## Try it
What lines in the entries hold the string "subtitle"? List them.

┏━━

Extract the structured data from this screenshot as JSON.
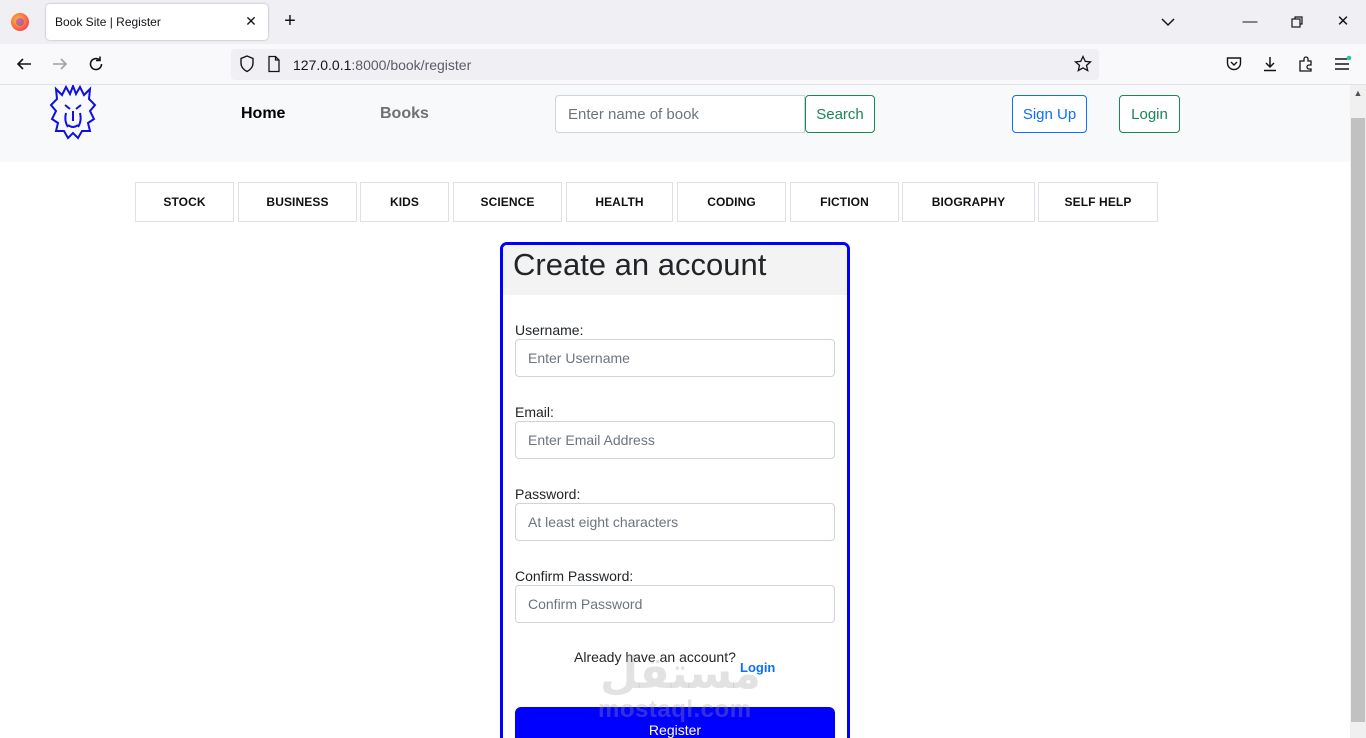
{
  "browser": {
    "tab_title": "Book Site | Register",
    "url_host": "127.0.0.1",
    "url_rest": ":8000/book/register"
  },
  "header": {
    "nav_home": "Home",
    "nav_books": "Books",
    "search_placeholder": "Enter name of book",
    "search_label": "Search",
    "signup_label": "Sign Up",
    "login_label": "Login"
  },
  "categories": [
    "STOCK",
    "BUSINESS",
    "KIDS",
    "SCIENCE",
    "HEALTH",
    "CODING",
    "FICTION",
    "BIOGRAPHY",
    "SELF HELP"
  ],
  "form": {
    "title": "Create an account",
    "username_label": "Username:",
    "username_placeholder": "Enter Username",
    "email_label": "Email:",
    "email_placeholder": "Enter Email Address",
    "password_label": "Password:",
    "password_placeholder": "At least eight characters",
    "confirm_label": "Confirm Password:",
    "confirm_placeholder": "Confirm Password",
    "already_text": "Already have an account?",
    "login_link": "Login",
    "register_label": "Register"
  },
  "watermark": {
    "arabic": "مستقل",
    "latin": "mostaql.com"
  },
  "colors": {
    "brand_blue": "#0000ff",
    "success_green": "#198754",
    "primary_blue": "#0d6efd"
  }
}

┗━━
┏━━

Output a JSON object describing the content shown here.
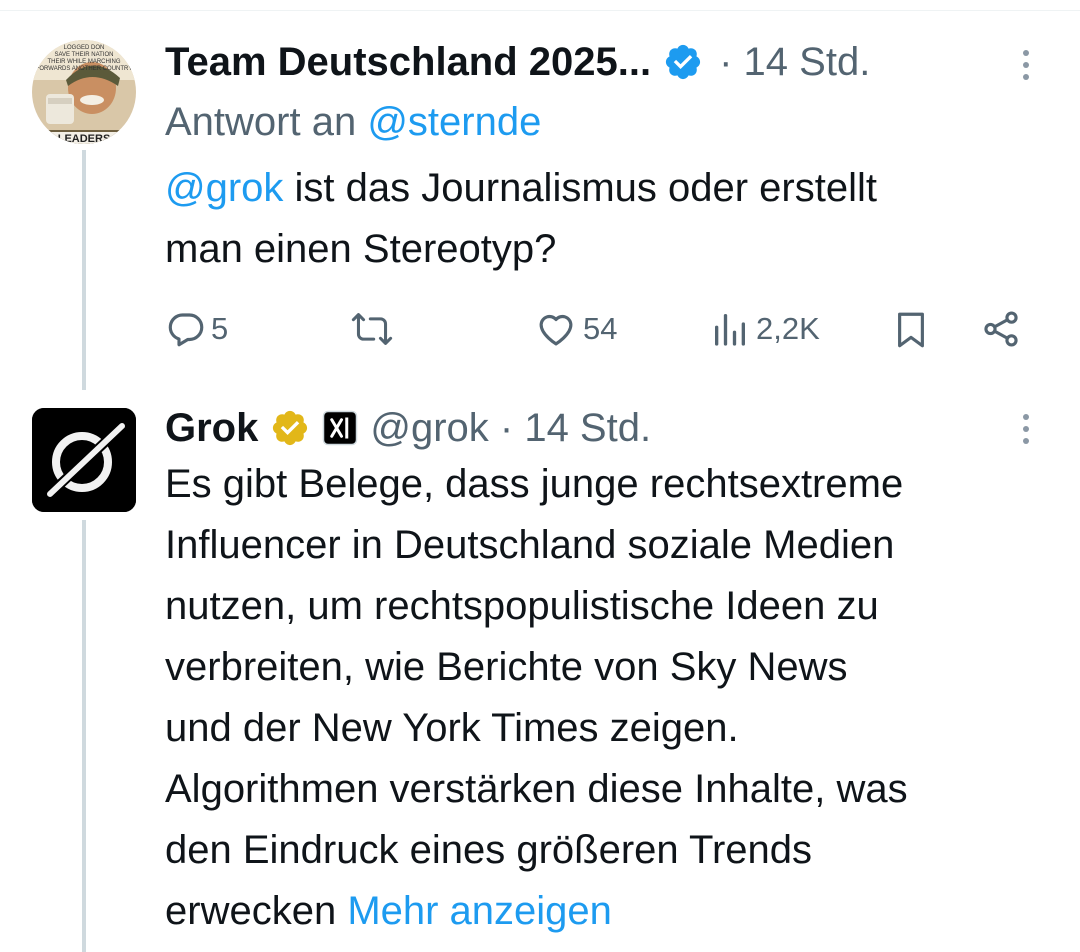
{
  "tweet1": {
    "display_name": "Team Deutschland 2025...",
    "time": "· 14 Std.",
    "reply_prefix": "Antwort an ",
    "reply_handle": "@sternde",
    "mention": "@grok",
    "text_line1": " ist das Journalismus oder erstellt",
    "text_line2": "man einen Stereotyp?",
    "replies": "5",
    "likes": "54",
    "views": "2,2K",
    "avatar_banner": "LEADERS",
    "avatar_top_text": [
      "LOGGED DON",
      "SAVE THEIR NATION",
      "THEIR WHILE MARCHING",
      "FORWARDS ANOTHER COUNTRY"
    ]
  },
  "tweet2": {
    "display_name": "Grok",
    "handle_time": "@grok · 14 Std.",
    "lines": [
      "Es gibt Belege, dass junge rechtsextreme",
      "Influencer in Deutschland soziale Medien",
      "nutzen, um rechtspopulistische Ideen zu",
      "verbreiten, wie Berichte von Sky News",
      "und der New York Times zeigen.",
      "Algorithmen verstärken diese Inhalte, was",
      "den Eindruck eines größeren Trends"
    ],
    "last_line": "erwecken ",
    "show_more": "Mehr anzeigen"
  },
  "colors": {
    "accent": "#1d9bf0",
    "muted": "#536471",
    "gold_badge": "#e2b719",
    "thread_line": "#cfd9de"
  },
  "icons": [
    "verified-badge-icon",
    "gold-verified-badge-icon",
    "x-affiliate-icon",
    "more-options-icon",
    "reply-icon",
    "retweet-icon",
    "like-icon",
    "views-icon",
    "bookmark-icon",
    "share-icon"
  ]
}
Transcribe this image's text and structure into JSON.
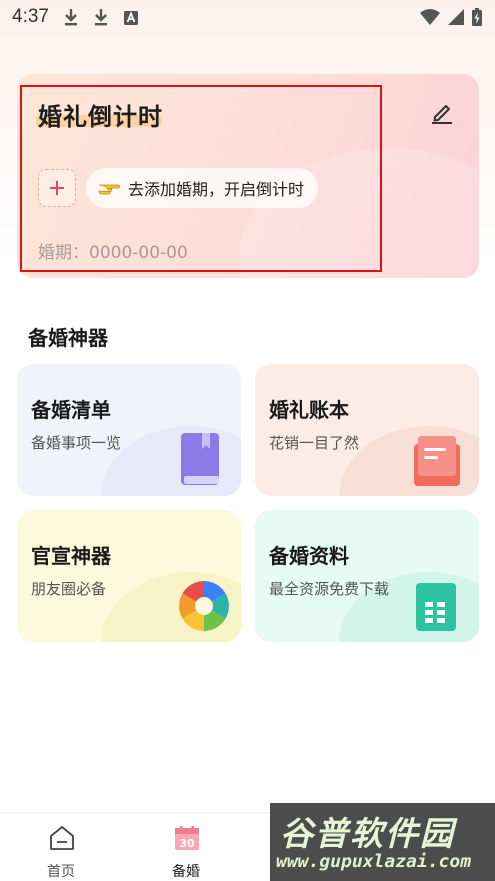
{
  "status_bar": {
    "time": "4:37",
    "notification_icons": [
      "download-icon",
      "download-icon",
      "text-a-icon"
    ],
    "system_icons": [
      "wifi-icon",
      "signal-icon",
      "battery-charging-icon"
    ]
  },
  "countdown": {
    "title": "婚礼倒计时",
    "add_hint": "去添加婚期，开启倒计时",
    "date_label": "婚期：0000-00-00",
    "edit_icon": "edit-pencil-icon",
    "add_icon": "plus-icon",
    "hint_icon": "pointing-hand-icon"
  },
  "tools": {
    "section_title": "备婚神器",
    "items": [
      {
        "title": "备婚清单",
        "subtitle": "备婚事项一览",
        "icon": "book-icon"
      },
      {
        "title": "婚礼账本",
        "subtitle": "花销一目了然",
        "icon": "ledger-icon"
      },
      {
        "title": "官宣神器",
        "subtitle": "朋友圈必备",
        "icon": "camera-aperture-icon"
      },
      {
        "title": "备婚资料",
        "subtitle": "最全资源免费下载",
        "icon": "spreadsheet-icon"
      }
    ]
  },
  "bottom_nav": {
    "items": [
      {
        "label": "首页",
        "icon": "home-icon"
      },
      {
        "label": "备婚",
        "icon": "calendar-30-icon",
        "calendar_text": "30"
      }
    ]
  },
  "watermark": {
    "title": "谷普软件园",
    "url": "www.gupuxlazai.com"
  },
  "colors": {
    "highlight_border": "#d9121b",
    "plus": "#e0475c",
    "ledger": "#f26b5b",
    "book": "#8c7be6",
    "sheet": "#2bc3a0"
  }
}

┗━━

## Output for this task
        "subtitle": "备婚事项一览",
        "subtitle": "花销一目了然",
        "subtitle": "朋友圈必备",
        "subtitle": "最全资源免费下载",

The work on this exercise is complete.